▶ _About this exercise_: Scan the material below for the string "Bank", and copy every line where it shows up.

▶ _Provided information_:
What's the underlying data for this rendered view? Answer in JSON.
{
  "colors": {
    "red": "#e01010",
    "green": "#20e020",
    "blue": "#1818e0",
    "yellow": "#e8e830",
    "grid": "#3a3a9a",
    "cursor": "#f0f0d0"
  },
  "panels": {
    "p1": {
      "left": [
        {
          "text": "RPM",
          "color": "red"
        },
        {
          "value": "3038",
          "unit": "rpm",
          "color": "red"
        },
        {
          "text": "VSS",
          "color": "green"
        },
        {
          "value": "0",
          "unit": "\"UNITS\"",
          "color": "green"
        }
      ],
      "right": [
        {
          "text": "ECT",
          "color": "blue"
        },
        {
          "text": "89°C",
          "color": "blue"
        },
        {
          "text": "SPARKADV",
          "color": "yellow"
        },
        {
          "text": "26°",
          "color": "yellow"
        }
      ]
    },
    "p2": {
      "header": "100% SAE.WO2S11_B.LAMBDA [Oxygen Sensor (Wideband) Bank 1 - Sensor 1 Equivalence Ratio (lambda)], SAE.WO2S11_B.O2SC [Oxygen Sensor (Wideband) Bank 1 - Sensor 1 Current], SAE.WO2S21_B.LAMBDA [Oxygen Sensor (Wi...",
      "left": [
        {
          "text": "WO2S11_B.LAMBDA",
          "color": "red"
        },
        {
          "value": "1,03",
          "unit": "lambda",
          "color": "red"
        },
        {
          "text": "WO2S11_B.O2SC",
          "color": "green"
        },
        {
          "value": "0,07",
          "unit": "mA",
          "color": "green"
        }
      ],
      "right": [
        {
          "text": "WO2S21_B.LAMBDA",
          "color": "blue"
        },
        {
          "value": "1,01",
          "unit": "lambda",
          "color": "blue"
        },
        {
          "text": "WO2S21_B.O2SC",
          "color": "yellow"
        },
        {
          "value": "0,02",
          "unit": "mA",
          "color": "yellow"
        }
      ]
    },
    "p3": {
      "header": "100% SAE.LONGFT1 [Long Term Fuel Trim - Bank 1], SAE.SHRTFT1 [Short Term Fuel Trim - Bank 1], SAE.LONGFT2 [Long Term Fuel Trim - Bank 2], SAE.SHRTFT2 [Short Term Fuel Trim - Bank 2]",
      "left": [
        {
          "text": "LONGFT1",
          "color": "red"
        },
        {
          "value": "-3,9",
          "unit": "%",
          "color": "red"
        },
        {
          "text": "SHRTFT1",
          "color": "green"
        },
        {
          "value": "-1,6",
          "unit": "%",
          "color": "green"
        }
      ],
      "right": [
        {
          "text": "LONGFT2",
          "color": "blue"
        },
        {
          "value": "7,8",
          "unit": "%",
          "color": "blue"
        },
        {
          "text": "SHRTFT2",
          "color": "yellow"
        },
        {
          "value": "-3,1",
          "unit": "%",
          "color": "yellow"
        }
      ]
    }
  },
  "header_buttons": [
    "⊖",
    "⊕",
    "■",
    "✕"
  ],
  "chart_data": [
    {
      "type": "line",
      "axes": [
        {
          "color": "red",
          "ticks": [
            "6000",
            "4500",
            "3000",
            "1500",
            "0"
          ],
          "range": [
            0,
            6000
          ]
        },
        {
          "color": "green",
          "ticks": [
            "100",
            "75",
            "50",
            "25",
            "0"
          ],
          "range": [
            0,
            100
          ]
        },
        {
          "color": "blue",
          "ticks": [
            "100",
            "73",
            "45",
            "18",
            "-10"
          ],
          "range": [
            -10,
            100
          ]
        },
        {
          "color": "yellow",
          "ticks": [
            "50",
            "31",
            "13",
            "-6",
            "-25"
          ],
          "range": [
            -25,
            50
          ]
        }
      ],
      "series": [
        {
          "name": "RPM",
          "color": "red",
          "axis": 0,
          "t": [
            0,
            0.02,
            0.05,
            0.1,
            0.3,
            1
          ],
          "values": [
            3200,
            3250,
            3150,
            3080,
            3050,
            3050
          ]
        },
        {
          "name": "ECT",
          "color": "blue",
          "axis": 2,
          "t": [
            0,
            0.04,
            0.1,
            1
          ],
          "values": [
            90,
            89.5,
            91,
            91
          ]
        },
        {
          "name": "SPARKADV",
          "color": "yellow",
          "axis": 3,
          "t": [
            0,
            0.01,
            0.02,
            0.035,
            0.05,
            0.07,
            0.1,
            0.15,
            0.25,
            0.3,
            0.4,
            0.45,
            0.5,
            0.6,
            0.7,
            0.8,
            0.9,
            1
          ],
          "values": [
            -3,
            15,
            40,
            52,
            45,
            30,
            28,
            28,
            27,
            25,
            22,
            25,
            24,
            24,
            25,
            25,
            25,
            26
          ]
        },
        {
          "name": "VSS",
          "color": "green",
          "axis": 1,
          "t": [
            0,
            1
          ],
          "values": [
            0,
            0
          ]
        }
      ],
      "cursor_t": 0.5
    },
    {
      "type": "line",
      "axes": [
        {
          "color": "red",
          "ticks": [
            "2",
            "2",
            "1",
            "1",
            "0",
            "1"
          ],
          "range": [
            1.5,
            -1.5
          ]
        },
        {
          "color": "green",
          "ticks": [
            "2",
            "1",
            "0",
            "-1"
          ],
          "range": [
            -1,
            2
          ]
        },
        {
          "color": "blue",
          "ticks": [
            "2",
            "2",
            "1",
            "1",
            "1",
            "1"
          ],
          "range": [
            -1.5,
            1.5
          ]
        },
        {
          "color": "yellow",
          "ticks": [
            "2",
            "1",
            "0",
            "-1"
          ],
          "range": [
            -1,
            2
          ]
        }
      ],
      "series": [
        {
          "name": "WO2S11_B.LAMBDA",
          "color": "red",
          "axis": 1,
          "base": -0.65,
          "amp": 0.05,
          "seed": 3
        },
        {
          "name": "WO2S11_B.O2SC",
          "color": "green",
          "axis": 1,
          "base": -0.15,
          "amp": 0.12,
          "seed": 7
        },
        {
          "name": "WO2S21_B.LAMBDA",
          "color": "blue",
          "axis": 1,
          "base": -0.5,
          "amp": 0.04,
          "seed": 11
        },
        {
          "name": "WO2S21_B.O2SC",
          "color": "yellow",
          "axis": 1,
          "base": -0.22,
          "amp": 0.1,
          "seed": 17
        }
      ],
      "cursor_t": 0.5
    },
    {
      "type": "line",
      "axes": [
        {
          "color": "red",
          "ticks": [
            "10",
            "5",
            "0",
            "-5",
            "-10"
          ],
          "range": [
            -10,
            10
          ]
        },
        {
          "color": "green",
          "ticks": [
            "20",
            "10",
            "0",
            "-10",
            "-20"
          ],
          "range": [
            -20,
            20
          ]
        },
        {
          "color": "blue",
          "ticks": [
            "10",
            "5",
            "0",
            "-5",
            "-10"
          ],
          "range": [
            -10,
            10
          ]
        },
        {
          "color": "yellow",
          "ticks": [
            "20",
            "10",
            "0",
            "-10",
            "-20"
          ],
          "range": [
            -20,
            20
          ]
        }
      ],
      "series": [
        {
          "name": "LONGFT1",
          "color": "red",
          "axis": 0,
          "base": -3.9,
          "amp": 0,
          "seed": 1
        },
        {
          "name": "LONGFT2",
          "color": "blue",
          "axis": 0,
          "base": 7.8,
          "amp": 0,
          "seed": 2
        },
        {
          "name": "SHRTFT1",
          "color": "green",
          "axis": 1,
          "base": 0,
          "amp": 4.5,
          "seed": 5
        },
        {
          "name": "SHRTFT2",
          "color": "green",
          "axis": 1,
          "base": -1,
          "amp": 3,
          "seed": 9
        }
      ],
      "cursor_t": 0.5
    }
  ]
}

▶ _Output of the exercise_:
      "header": "100% SAE.WO2S11_B.LAMBDA [Oxygen Sensor (Wideband) Bank 1 - Sensor 1 Equivalence Ratio (lambda)], SAE.WO2S11_B.O2SC [Oxygen Sensor (Wideband) Bank 1 - Sensor 1 Current], SAE.WO2S21_B.LAMBDA [Oxygen Sensor (Wi...",
      "header": "100% SAE.LONGFT1 [Long Term Fuel Trim - Bank 1], SAE.SHRTFT1 [Short Term Fuel Trim - Bank 1], SAE.LONGFT2 [Long Term Fuel Trim - Bank 2], SAE.SHRTFT2 [Short Term Fuel Trim - Bank 2]",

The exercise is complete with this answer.